Collected data entries
+++

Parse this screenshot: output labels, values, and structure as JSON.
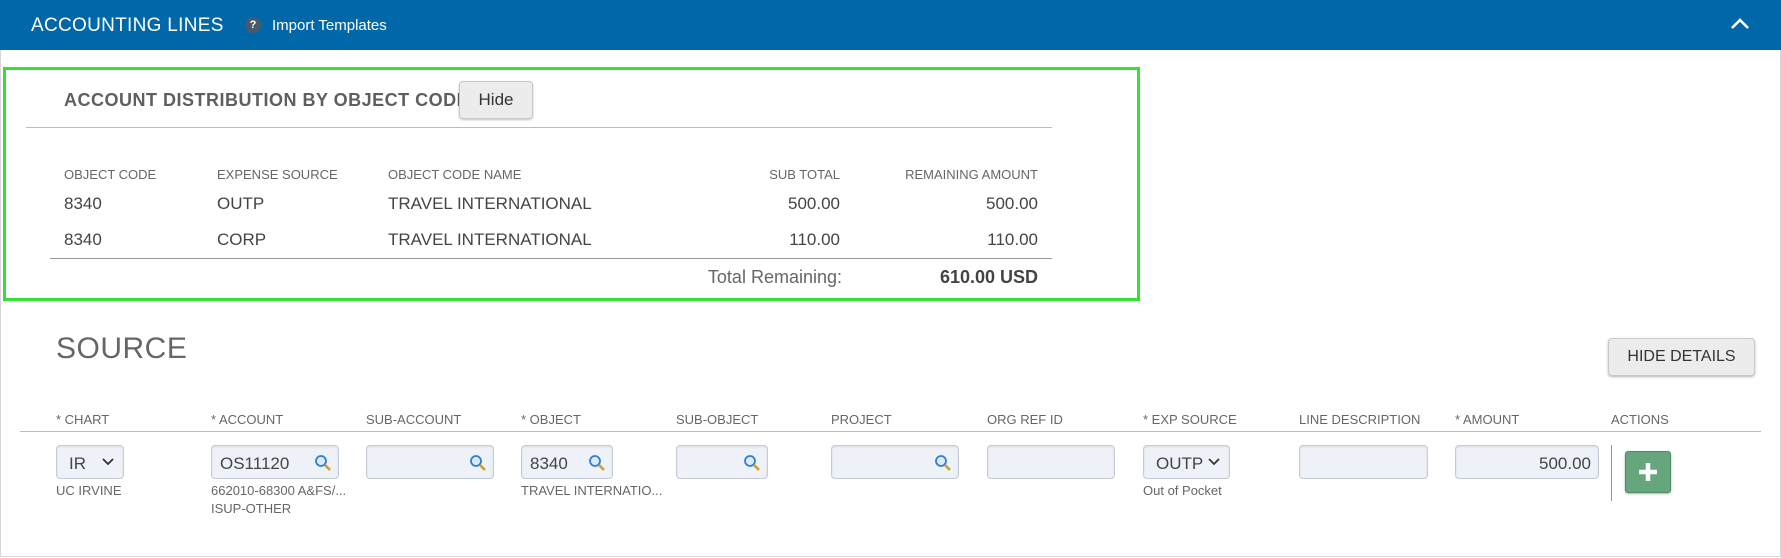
{
  "header": {
    "title": "ACCOUNTING LINES",
    "help_glyph": "?",
    "import_label": "Import Templates",
    "collapse_icon": "chevron-up-icon"
  },
  "distribution": {
    "title": "ACCOUNT DISTRIBUTION BY OBJECT CODE",
    "hide_label": "Hide",
    "columns": [
      "OBJECT CODE",
      "EXPENSE SOURCE",
      "OBJECT CODE NAME",
      "SUB TOTAL",
      "REMAINING AMOUNT"
    ],
    "rows": [
      {
        "object_code": "8340",
        "expense_source": "OUTP",
        "name": "TRAVEL INTERNATIONAL",
        "sub_total": "500.00",
        "remaining": "500.00"
      },
      {
        "object_code": "8340",
        "expense_source": "CORP",
        "name": "TRAVEL INTERNATIONAL",
        "sub_total": "110.00",
        "remaining": "110.00"
      }
    ],
    "total_label": "Total Remaining:",
    "total_value": "610.00 USD",
    "highlight_color": "#33e333"
  },
  "source": {
    "title": "SOURCE",
    "hide_details_label": "HIDE DETAILS",
    "columns": [
      "* CHART",
      "* ACCOUNT",
      "SUB-ACCOUNT",
      "* OBJECT",
      "SUB-OBJECT",
      "PROJECT",
      "ORG REF ID",
      "* EXP SOURCE",
      "LINE DESCRIPTION",
      "* AMOUNT",
      "ACTIONS"
    ],
    "line": {
      "chart": "IR",
      "chart_desc": "UC IRVINE",
      "account": "OS11120",
      "account_desc_1": "662010-68300 A&FS/...",
      "account_desc_2": "ISUP-OTHER",
      "sub_account": "",
      "object": "8340",
      "object_desc": "TRAVEL INTERNATIO...",
      "sub_object": "",
      "project": "",
      "org_ref_id": "",
      "exp_source": "OUTP",
      "exp_source_desc": "Out of Pocket",
      "line_description": "",
      "amount": "500.00",
      "add_icon": "plus-icon"
    }
  },
  "colors": {
    "header_bg": "#0067a8",
    "add_button": "#66a67c"
  }
}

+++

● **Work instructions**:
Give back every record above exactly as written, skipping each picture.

● **Task answer**:
Parse this screenshot: output labels, values, and structure as JSON.
{
  "header": {
    "title": "ACCOUNTING LINES",
    "help_glyph": "?",
    "import_label": "Import Templates",
    "collapse_icon": "chevron-up-icon"
  },
  "distribution": {
    "title": "ACCOUNT DISTRIBUTION BY OBJECT CODE",
    "hide_label": "Hide",
    "columns": [
      "OBJECT CODE",
      "EXPENSE SOURCE",
      "OBJECT CODE NAME",
      "SUB TOTAL",
      "REMAINING AMOUNT"
    ],
    "rows": [
      {
        "object_code": "8340",
        "expense_source": "OUTP",
        "name": "TRAVEL INTERNATIONAL",
        "sub_total": "500.00",
        "remaining": "500.00"
      },
      {
        "object_code": "8340",
        "expense_source": "CORP",
        "name": "TRAVEL INTERNATIONAL",
        "sub_total": "110.00",
        "remaining": "110.00"
      }
    ],
    "total_label": "Total Remaining:",
    "total_value": "610.00 USD",
    "highlight_color": "#33e333"
  },
  "source": {
    "title": "SOURCE",
    "hide_details_label": "HIDE DETAILS",
    "columns": [
      "* CHART",
      "* ACCOUNT",
      "SUB-ACCOUNT",
      "* OBJECT",
      "SUB-OBJECT",
      "PROJECT",
      "ORG REF ID",
      "* EXP SOURCE",
      "LINE DESCRIPTION",
      "* AMOUNT",
      "ACTIONS"
    ],
    "line": {
      "chart": "IR",
      "chart_desc": "UC IRVINE",
      "account": "OS11120",
      "account_desc_1": "662010-68300 A&FS/...",
      "account_desc_2": "ISUP-OTHER",
      "sub_account": "",
      "object": "8340",
      "object_desc": "TRAVEL INTERNATIO...",
      "sub_object": "",
      "project": "",
      "org_ref_id": "",
      "exp_source": "OUTP",
      "exp_source_desc": "Out of Pocket",
      "line_description": "",
      "amount": "500.00",
      "add_icon": "plus-icon"
    }
  },
  "colors": {
    "header_bg": "#0067a8",
    "add_button": "#66a67c"
  }
}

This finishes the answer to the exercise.